↓↓↓
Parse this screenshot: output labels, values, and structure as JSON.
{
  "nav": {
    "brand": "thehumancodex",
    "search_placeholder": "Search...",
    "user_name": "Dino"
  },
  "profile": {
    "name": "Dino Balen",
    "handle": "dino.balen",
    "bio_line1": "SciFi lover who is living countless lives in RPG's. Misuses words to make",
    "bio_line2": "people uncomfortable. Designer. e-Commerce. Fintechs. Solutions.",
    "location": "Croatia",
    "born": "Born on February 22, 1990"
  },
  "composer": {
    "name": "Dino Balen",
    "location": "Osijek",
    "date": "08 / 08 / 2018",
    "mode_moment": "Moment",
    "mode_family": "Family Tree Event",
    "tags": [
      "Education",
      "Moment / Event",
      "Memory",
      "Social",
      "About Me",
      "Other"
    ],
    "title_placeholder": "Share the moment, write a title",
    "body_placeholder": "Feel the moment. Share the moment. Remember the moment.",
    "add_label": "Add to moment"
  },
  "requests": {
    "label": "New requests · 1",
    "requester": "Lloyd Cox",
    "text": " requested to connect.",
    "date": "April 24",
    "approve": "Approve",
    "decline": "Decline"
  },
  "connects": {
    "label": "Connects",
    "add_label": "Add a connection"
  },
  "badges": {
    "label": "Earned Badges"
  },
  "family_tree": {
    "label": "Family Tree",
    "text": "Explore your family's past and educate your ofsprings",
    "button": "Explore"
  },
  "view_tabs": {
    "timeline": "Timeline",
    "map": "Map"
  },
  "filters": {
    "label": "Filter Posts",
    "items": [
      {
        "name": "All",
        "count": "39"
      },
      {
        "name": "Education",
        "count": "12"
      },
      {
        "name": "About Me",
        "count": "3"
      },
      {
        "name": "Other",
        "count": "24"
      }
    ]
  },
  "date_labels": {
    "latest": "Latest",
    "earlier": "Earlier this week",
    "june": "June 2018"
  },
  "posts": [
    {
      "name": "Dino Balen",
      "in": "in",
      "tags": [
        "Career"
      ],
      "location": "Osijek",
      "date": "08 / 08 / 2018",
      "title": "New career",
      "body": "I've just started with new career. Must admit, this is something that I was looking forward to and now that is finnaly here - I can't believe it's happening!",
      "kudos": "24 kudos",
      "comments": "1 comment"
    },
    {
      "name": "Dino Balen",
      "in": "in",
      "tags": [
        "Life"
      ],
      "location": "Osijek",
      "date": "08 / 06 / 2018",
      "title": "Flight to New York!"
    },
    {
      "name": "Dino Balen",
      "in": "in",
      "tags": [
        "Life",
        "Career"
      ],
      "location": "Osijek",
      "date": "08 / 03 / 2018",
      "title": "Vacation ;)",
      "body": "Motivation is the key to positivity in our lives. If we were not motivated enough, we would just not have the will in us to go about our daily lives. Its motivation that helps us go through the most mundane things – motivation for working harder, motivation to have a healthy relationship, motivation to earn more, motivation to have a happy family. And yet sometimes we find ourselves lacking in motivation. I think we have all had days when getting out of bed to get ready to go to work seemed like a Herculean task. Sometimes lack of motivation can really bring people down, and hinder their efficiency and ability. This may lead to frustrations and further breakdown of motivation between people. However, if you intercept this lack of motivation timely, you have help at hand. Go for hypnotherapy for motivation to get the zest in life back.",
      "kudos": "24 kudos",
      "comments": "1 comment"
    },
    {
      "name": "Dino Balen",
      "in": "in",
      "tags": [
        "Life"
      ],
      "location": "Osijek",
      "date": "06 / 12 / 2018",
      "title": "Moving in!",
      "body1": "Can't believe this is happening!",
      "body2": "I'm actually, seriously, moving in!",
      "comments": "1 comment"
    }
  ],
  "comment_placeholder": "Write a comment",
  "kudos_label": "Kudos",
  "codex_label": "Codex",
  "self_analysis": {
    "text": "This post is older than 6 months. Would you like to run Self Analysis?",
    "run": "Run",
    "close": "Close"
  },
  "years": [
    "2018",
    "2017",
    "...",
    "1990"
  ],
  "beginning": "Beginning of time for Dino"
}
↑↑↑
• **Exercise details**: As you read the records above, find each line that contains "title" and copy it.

• **Answer box**:
    "title_placeholder": "Share the moment, write a title",
      "title": "New career",
      "title": "Flight to New York!"
      "title": "Vacation ;)",
      "title": "Moving in!",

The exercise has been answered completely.